How easy is it for you to say "no" to others? I often hear people who are stressed out or over-committed admit, "I have a hard time saying no". Few would argue that uttering this little, two-letter word is more difficult for some than others. Saying "no" when necessary, is a tool we all need in our self-care toolbox.
As we prioritize time for ourselves, it is inevitable we may have to say "no" to others including our friends, family, and coworkers or supervisors. Recognizing when it is time to say "no" requires one to honor just how valuable their time is and respect their priorities (including yourself, remember the oxygen mask here!). Many agree, there is a true art to saying "no" politely, yet firmly.
Remember that being respectful does not mean that you need to explain in detail why you are saying "no". My favorite quote by author Anne Lamott is "No is a complete sentence." In general, remember to keep your "no" brief, polite, and fairly general.
A few tips on learning the art of saying "no":
- Practice – Repeating "no" may be necessary to get the message across.
- Don't apologize – This is a tough one! It's all too common to start out by saying "I'm sorry but…" While this is polite, it also sounds like you are at fault. There is no need to apologize for respecting your boundaries.
- I'll get back to you – This will give you time to evaluate and to check your commitments and priorities before answering.
- The alternative idea "no" – "I'm sorry I'm not free today, but I am free later on in the week. Can we meet then?"

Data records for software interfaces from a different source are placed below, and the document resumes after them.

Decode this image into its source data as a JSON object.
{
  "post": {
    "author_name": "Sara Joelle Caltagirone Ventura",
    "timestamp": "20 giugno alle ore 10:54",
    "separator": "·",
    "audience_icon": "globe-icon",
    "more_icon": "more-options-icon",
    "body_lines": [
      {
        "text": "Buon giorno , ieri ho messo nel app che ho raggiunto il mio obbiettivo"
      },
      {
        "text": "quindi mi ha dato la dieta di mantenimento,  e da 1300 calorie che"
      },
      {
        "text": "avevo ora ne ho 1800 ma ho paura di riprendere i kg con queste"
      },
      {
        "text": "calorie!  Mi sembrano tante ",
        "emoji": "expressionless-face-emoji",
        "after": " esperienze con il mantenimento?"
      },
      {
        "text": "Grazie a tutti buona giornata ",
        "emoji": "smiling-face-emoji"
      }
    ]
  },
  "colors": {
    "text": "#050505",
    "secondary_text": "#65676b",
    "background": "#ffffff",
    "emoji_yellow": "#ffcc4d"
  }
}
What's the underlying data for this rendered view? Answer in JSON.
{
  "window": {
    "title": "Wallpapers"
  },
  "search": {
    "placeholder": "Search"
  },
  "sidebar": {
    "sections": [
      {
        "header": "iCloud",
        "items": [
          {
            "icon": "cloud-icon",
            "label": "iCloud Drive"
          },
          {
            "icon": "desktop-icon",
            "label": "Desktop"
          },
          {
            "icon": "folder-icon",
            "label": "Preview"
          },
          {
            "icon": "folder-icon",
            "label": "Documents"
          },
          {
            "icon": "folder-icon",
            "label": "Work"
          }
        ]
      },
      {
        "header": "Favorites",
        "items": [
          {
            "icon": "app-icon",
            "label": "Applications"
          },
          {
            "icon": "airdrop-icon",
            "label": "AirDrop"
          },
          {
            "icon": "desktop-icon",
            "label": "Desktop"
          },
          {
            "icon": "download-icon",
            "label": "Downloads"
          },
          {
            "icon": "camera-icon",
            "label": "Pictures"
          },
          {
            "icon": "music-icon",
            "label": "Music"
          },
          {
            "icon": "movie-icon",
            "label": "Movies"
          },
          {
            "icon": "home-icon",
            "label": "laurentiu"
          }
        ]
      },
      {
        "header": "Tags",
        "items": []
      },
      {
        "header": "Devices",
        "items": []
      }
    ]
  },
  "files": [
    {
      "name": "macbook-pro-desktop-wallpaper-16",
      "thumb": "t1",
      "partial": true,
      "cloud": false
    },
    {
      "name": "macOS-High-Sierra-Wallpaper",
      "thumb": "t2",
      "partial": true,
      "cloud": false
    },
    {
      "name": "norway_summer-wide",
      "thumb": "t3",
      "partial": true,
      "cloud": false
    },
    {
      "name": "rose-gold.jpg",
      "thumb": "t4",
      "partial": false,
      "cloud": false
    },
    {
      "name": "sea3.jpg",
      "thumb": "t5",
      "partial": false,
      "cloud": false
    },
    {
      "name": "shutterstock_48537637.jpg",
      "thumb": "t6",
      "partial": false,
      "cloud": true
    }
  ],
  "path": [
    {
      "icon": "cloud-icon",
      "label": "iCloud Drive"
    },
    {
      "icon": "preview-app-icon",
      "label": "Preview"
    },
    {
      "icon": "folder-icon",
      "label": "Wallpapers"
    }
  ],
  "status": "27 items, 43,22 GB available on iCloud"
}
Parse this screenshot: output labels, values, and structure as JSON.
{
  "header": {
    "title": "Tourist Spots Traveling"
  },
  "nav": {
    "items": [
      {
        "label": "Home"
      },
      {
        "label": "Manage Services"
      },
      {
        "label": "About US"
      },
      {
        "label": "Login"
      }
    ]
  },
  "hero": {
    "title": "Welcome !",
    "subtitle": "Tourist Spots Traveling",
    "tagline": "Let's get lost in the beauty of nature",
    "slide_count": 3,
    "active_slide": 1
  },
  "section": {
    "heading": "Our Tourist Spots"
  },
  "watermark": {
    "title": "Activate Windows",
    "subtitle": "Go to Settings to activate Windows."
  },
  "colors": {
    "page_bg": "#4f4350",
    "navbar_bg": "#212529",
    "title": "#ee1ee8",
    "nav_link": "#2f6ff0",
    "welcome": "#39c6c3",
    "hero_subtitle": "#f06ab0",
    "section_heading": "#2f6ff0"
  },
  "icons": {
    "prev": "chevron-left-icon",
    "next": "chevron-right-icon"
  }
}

Remember, being able to say "no" is important to setting clear boundaries. Learning how to say "no" when necessary can prevent feeling overburdened and fatigued. Sounds like a great way to take care!